  • The new variant of TB, multidrug-resistant TB (MDR TB), is as deadly and painful as cancer. It means death for many Indians but worse, unlike cancer, it spreads through the air. An infectious person can thus spread the disease wherever he or she goes—at home, in the neighbourhood and at the workplace. Yet, we do not have a national health emergency. Since TB has been with us since decades and is curable, we have taken its treatment for granted and are largely unaware of the new deadly form the TB bacilli has taken.
  • In some patients, the TB bacilli is resistant not just to the first line of wonder drugs—Rifampicin and Isoniazid—but also even second-line drugs, causing extremely or extensively drug-resistant TB (XDR TB). The pattern is getting worse, with some patients declared resistant to all the 12 or 13 known drugs to treat TB, thus having totally drug-resistant TB (TDR TB). While normal TB takes about six months to cure, MDR TB and XDR TB takes two or more years to cure. The bacilli spreads with lightning speed, attacking body vitals, sometimes even making painful surgeries necessary for survival. The side effects of the drugs are a nightmare with many patients preferring death instead. The cost of treatment is anything between Rs 3 lakh to Rs 20 lakh and more. If MDR TB turns into an epidemic, it could drain our national resources and ruin families and communities.
  • Every MDR TB patient, if undiagnosed and untreated, can spread MDR TB to at least 10 other people. If the undiagnosed and untreated patient lives in a crowded area or travels in a crowded train, one can imagine what is happening. According to the World Health Organization's Global Tuberculosis Report 2013, India has the highest number of MDR TB patients in the world. We are almost sitting on a time bomb because of which all our development plans could go awry.
  • MDR TB has been caused because we failed to manage normal TB. This mismanagement has happened both in the private sector and in the government's Revised National Tuberculosis Control Programme (RNTCP).
  • The government will have to make fundamental changes in the design of the present RNTCP which could be causing a large number of MDR TB. Today, the RNTCP is based on an alternate day regimen, i.e., patients are administered drugs every alternate day. On the ground, what actually happens is that for various reasons, this leads to gaps and goes into creating MDR TB. Throughout the world, a daily regimen of drugs is the norm as this ensures better compliance of treatment. We need to make this change at the earliest. Besides, we need regulation of the private sector since quacks and even private doctors often contribute to creating drug resistant TB through wrong diagnosis and treatment.

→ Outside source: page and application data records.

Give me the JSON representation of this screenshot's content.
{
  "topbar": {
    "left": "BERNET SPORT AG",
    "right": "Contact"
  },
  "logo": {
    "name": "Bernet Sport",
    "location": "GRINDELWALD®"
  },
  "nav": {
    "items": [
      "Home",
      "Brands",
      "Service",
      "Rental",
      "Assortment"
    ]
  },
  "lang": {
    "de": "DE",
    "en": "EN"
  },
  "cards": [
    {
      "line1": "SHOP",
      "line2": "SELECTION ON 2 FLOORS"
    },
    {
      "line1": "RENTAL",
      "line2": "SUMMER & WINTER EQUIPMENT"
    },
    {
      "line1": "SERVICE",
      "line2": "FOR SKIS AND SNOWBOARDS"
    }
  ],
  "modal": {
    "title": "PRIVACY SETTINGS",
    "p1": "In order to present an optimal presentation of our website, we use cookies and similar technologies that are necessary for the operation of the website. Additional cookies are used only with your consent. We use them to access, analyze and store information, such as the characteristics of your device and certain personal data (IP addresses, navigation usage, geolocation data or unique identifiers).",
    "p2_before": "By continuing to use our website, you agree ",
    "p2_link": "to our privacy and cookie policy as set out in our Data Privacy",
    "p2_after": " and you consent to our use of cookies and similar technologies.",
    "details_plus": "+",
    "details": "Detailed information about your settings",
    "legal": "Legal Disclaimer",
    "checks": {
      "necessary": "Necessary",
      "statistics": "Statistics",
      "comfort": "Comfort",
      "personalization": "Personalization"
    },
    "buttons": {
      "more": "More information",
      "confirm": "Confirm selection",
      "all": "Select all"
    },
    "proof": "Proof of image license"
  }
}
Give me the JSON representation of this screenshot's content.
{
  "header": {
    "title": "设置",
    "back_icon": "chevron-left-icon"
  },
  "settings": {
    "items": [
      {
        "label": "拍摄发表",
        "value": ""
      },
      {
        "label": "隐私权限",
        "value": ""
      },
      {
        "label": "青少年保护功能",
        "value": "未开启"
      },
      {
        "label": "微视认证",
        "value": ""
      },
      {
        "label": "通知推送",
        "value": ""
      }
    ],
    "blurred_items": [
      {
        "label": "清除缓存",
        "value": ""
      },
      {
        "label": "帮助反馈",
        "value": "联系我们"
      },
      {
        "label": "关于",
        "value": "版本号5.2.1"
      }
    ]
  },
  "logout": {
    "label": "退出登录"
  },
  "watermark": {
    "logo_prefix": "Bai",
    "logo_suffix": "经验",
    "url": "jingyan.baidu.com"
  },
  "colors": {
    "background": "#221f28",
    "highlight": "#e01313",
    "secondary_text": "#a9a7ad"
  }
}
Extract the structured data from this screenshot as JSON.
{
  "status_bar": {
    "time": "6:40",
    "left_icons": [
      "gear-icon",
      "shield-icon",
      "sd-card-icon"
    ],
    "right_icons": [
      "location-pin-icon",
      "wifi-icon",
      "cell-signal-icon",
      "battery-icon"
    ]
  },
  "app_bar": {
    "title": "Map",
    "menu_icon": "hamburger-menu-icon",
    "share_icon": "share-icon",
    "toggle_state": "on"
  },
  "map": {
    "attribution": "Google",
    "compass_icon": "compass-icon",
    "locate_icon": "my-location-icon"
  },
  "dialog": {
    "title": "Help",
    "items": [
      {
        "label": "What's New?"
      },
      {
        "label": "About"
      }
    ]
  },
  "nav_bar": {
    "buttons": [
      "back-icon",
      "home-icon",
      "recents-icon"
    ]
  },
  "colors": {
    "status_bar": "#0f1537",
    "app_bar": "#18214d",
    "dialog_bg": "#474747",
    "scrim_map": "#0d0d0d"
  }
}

  • The RNTCP must make diagnosis available to detect drug resistance at the earliest, preferably before any treatment is started. Today, with drug resistance TB, it is not enough to know if a person has infectious TB but to also know which of the drugs a person is resistant to. This means setting up a huge network of free diagnostic centres throughout the country.
  • Since TB is directly related to malnutrition, the battle against TB should be part of the larger battle against malnutrition. A healthy and balanced diet is the best drug against TB. People of all classes in India, especially TB patients, must have access to high-nutrient food.

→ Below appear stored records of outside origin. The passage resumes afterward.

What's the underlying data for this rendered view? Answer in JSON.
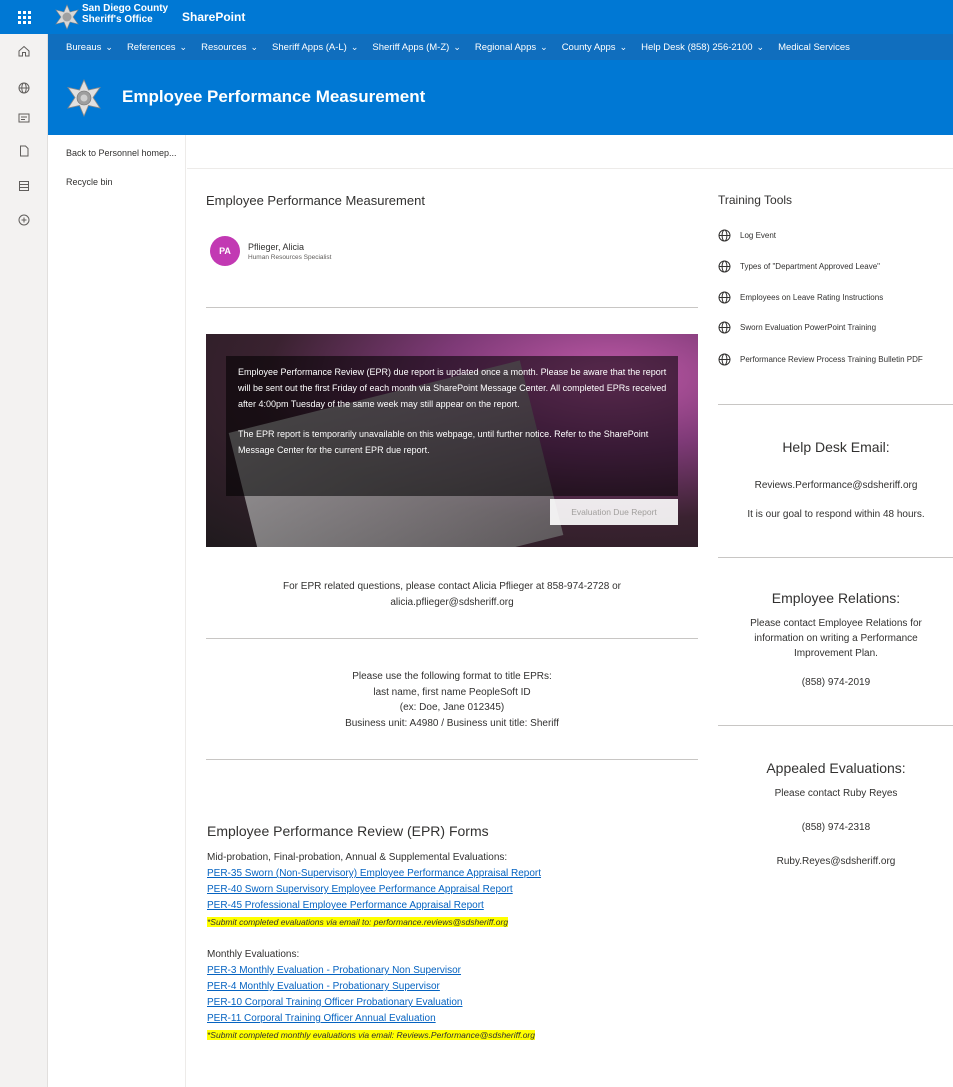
{
  "suite": {
    "org_line1": "San Diego County",
    "org_line2": "Sheriff's Office",
    "app_title": "SharePoint",
    "brand_color": "#0078d4"
  },
  "hubnav": [
    {
      "label": "Bureaus",
      "dropdown": true
    },
    {
      "label": "References",
      "dropdown": true
    },
    {
      "label": "Resources",
      "dropdown": true
    },
    {
      "label": "Sheriff Apps (A-L)",
      "dropdown": true
    },
    {
      "label": "Sheriff Apps (M-Z)",
      "dropdown": true
    },
    {
      "label": "Regional Apps",
      "dropdown": true
    },
    {
      "label": "County Apps",
      "dropdown": true
    },
    {
      "label": "Help Desk (858) 256-2100",
      "dropdown": true
    },
    {
      "label": "Medical Services",
      "dropdown": false
    }
  ],
  "site": {
    "title": "Employee Performance Measurement"
  },
  "quicklaunch": {
    "items": [
      "Back to Personnel homep...",
      "Recycle bin"
    ]
  },
  "rail_icons": [
    "home-icon",
    "globe-icon",
    "news-icon",
    "file-icon",
    "list-icon",
    "add-icon"
  ],
  "main": {
    "heading": "Employee Performance Measurement",
    "persona": {
      "initials": "PA",
      "name": "Pflieger, Alicia",
      "role": "Human Resources Specialist",
      "avatar_color": "#c239b3"
    },
    "hero": {
      "p1": "Employee Performance Review (EPR) due report is updated once a month. Please be aware that the report will be sent out the first Friday of each month via SharePoint Message Center. All completed EPRs received after 4:00pm Tuesday of the same week may still appear on the report.",
      "p2": "The EPR report is temporarily unavailable on this webpage, until further notice. Refer to the SharePoint Message Center for the current EPR due report.",
      "button": "Evaluation Due Report"
    },
    "contact": {
      "line1": "For EPR related questions, please contact Alicia Pflieger at 858-974-2728 or",
      "line2": "alicia.pflieger@sdsheriff.org"
    },
    "format": {
      "line1": "Please use the following format to title EPRs:",
      "line2": "last name, first name PeopleSoft ID",
      "line3": "(ex: Doe, Jane 012345)",
      "line4": "Business unit: A4980 / Business unit title: Sheriff"
    },
    "forms": {
      "title": "Employee Performance Review (EPR) Forms",
      "intro": "Mid-probation, Final-probation, Annual & Supplemental Evaluations:",
      "links1": [
        "PER-35 Sworn (Non-Supervisory) Employee Performance Appraisal Report",
        "PER-40 Sworn Supervisory Employee Performance Appraisal Report",
        "PER-45 Professional Employee Performance Appraisal Report"
      ],
      "note1": "*Submit completed evaluations via email to: performance.reviews@sdsheriff.org",
      "monthly_intro": "Monthly Evaluations:",
      "links2": [
        "PER-3 Monthly Evaluation - Probationary Non Supervisor",
        "PER-4 Monthly Evaluation - Probationary Supervisor",
        "PER-10 Corporal Training Officer Probationary Evaluation",
        "PER-11 Corporal Training Officer Annual Evaluation"
      ],
      "note2": "*Submit completed monthly evaluations via email: Reviews.Performance@sdsheriff.org"
    }
  },
  "right": {
    "tools_heading": "Training Tools",
    "tools": [
      "Log Event",
      "Types of \"Department Approved Leave\"",
      "Employees on Leave Rating Instructions",
      "Sworn Evaluation PowerPoint Training",
      "Performance Review Process Training Bulletin PDF"
    ],
    "helpdesk": {
      "heading": "Help Desk Email:",
      "email": "Reviews.Performance@sdsheriff.org",
      "note": "It is our goal to respond within 48 hours."
    },
    "relations": {
      "heading": "Employee Relations:",
      "text": "Please contact Employee Relations for information on writing a Performance Improvement Plan.",
      "phone": "(858) 974-2019"
    },
    "appealed": {
      "heading": "Appealed Evaluations:",
      "contact": "Please contact Ruby Reyes",
      "phone": "(858) 974-2318",
      "email": "Ruby.Reyes@sdsheriff.org"
    }
  }
}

  • Finally all efforts must be made by the government in providing our research bodies with grants and other support to discover miracle drugs against MDR TB.

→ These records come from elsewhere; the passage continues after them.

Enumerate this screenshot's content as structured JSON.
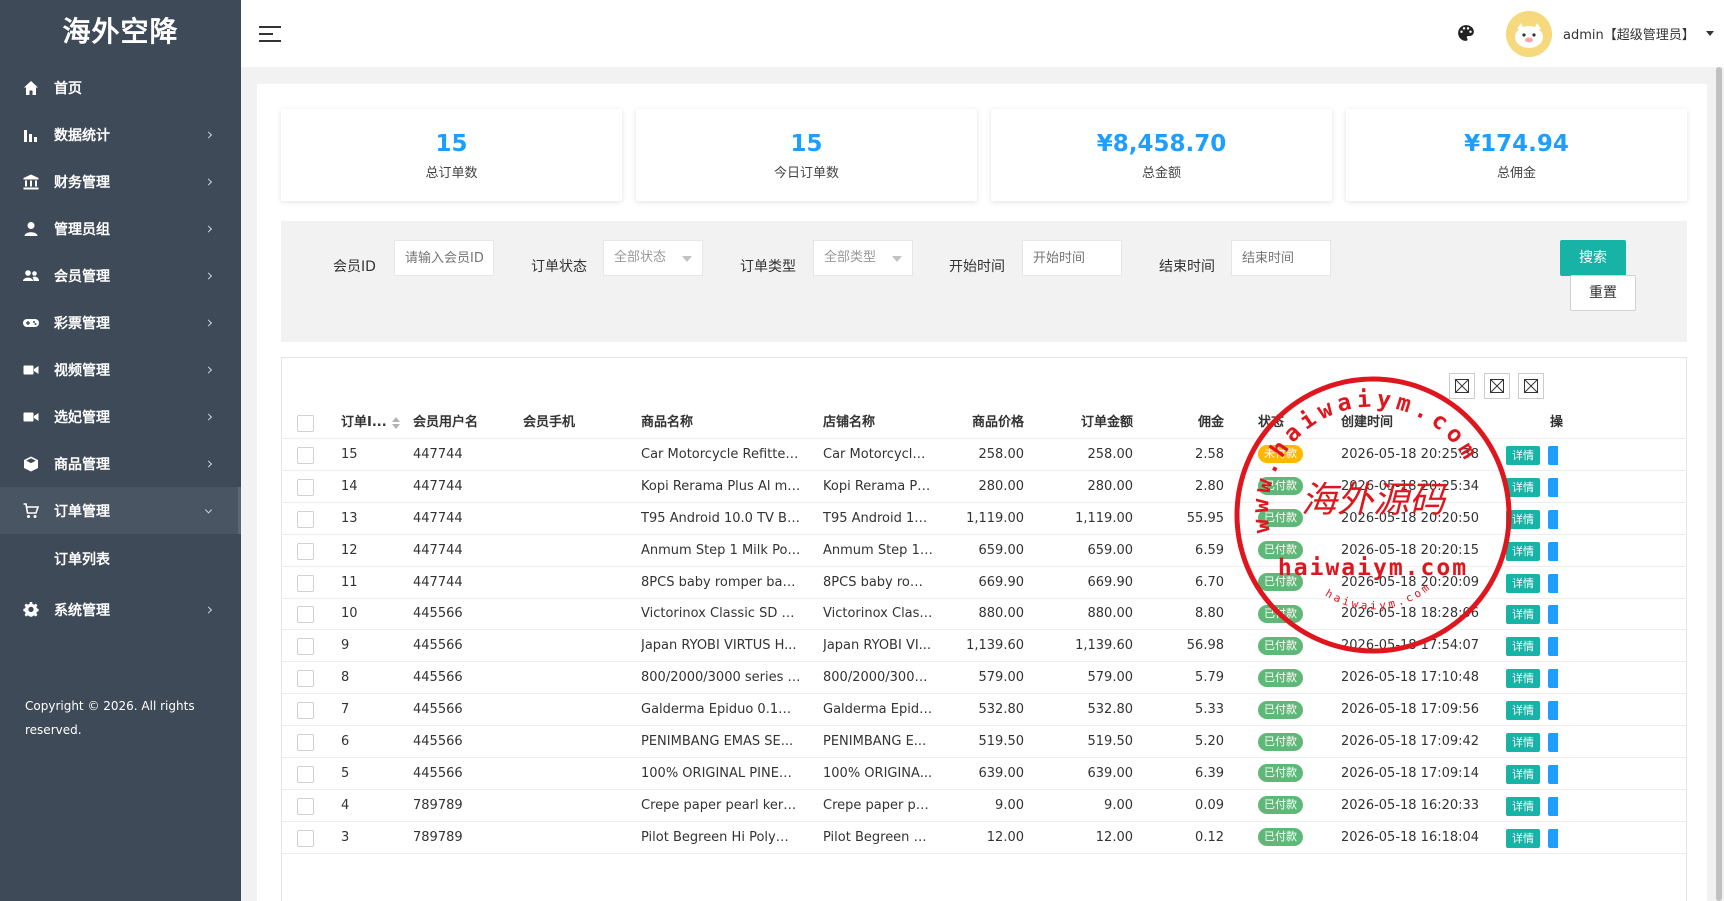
{
  "sidebar": {
    "logo": "海外空降",
    "items": [
      {
        "label": "首页",
        "icon": "home-icon",
        "has_arrow": false
      },
      {
        "label": "数据统计",
        "icon": "bar-chart-icon",
        "has_arrow": true
      },
      {
        "label": "财务管理",
        "icon": "bank-icon",
        "has_arrow": true
      },
      {
        "label": "管理员组",
        "icon": "user-icon",
        "has_arrow": true
      },
      {
        "label": "会员管理",
        "icon": "users-icon",
        "has_arrow": true
      },
      {
        "label": "彩票管理",
        "icon": "gamepad-icon",
        "has_arrow": true
      },
      {
        "label": "视频管理",
        "icon": "video-icon",
        "has_arrow": true
      },
      {
        "label": "选妃管理",
        "icon": "video-icon",
        "has_arrow": true
      },
      {
        "label": "商品管理",
        "icon": "cube-icon",
        "has_arrow": true
      },
      {
        "label": "订单管理",
        "icon": "cart-icon",
        "has_arrow": true,
        "open": true
      },
      {
        "label": "系统管理",
        "icon": "gear-icon",
        "has_arrow": true
      }
    ],
    "submenu": [
      "订单列表"
    ],
    "copyright_line1": "Copyright © 2026. All rights",
    "copyright_line2": "reserved."
  },
  "header": {
    "menu_icon": "hamburger-icon",
    "theme_icon": "palette-icon",
    "user": "admin【超级管理员】"
  },
  "stats": [
    {
      "value": "15",
      "label": "总订单数"
    },
    {
      "value": "15",
      "label": "今日订单数"
    },
    {
      "value": "¥8,458.70",
      "label": "总金额"
    },
    {
      "value": "¥174.94",
      "label": "总佣金"
    }
  ],
  "search": {
    "member_id_label": "会员ID",
    "member_id_placeholder": "请输入会员ID",
    "status_label": "订单状态",
    "status_value": "全部状态",
    "type_label": "订单类型",
    "type_value": "全部类型",
    "start_label": "开始时间",
    "start_placeholder": "开始时间",
    "end_label": "结束时间",
    "end_placeholder": "结束时间",
    "search_button": "搜索",
    "reset_button": "重置"
  },
  "table": {
    "toolbar_icons": [
      "filter-columns-icon",
      "export-icon",
      "print-icon"
    ],
    "columns": [
      "订单I...",
      "会员用户名",
      "会员手机",
      "商品名称",
      "店铺名称",
      "商品价格",
      "订单金额",
      "佣金",
      "状态",
      "创建时间",
      "操"
    ],
    "detail_label": "详情",
    "rows": [
      {
        "id": "15",
        "user": "447744",
        "phone": "",
        "product": "Car Motorcycle Refitted ...",
        "shop": "Car Motorcycle ...",
        "price": "258.00",
        "amount": "258.00",
        "commission": "2.58",
        "status": "未付款",
        "status_type": "unpaid",
        "time": "2026-05-18 20:25:38"
      },
      {
        "id": "14",
        "user": "447744",
        "phone": "",
        "product": "Kopi Rerama Plus Al ma...",
        "shop": "Kopi Rerama Plu...",
        "price": "280.00",
        "amount": "280.00",
        "commission": "2.80",
        "status": "已付款",
        "status_type": "paid",
        "time": "2026-05-18 20:25:34"
      },
      {
        "id": "13",
        "user": "447744",
        "phone": "",
        "product": "T95 Android 10.0 TV Bo...",
        "shop": "T95 Android 10....",
        "price": "1,119.00",
        "amount": "1,119.00",
        "commission": "55.95",
        "status": "已付款",
        "status_type": "paid",
        "time": "2026-05-18 20:20:50"
      },
      {
        "id": "12",
        "user": "447744",
        "phone": "",
        "product": "Anmum Step 1 Milk Pow...",
        "shop": "Anmum Step 1 ...",
        "price": "659.00",
        "amount": "659.00",
        "commission": "6.59",
        "status": "已付款",
        "status_type": "paid",
        "time": "2026-05-18 20:20:15"
      },
      {
        "id": "11",
        "user": "447744",
        "phone": "",
        "product": "8PCS baby romper baby...",
        "shop": "8PCS baby rom...",
        "price": "669.90",
        "amount": "669.90",
        "commission": "6.70",
        "status": "已付款",
        "status_type": "paid",
        "time": "2026-05-18 20:20:09"
      },
      {
        "id": "10",
        "user": "445566",
        "phone": "",
        "product": "Victorinox Classic SD M...",
        "shop": "Victorinox Classi...",
        "price": "880.00",
        "amount": "880.00",
        "commission": "8.80",
        "status": "已付款",
        "status_type": "paid",
        "time": "2026-05-18 18:28:06"
      },
      {
        "id": "9",
        "user": "445566",
        "phone": "",
        "product": "Japan RYOBI VIRTUS H...",
        "shop": "Japan RYOBI VI...",
        "price": "1,139.60",
        "amount": "1,139.60",
        "commission": "56.98",
        "status": "已付款",
        "status_type": "paid",
        "time": "2026-05-18 17:54:07"
      },
      {
        "id": "8",
        "user": "445566",
        "phone": "",
        "product": "800/2000/3000 series co...",
        "shop": "800/2000/3000 s...",
        "price": "579.00",
        "amount": "579.00",
        "commission": "5.79",
        "status": "已付款",
        "status_type": "paid",
        "time": "2026-05-18 17:10:48"
      },
      {
        "id": "7",
        "user": "445566",
        "phone": "",
        "product": "Galderma Epiduo 0.1%/...",
        "shop": "Galderma Epidu...",
        "price": "532.80",
        "amount": "532.80",
        "commission": "5.33",
        "status": "已付款",
        "status_type": "paid",
        "time": "2026-05-18 17:09:56"
      },
      {
        "id": "6",
        "user": "445566",
        "phone": "",
        "product": "PENIMBANG EMAS SE...",
        "shop": "PENIMBANG E...",
        "price": "519.50",
        "amount": "519.50",
        "commission": "5.20",
        "status": "已付款",
        "status_type": "paid",
        "time": "2026-05-18 17:09:42"
      },
      {
        "id": "5",
        "user": "445566",
        "phone": "",
        "product": "100% ORIGINAL PINEN...",
        "shop": "100% ORIGINA...",
        "price": "639.00",
        "amount": "639.00",
        "commission": "6.39",
        "status": "已付款",
        "status_type": "paid",
        "time": "2026-05-18 17:09:14"
      },
      {
        "id": "4",
        "user": "789789",
        "phone": "",
        "product": "Crepe paper pearl kertas...",
        "shop": "Crepe paper pea...",
        "price": "9.00",
        "amount": "9.00",
        "commission": "0.09",
        "status": "已付款",
        "status_type": "paid",
        "time": "2026-05-18 16:20:33"
      },
      {
        "id": "3",
        "user": "789789",
        "phone": "",
        "product": "Pilot Begreen Hi Polyme...",
        "shop": "Pilot Begreen Hi ...",
        "price": "12.00",
        "amount": "12.00",
        "commission": "0.12",
        "status": "已付款",
        "status_type": "paid",
        "time": "2026-05-18 16:18:04"
      }
    ]
  },
  "watermark": {
    "center": "海外源码",
    "url": "haiwaiym.com",
    "ring_top": "www.haiwaiym.com",
    "ring_bottom": "haiwaiym.com",
    "color": "#e0161e"
  }
}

  • MDR TB can only be vanquished if government, health workers and civil society are all involved in this war. We need hundreds of motivated DOTS workers to administer the drugs. We also need health workers actively seeking TB patients. We need to counsel patients to complete their treatment.
  • This is a war where half measures will not do. This is a war in which we will either all survive or perish together. The government has to drastically increase the health budget to fight this war. Just as India vanquished polio by waging a war against it, we must do the same for TB.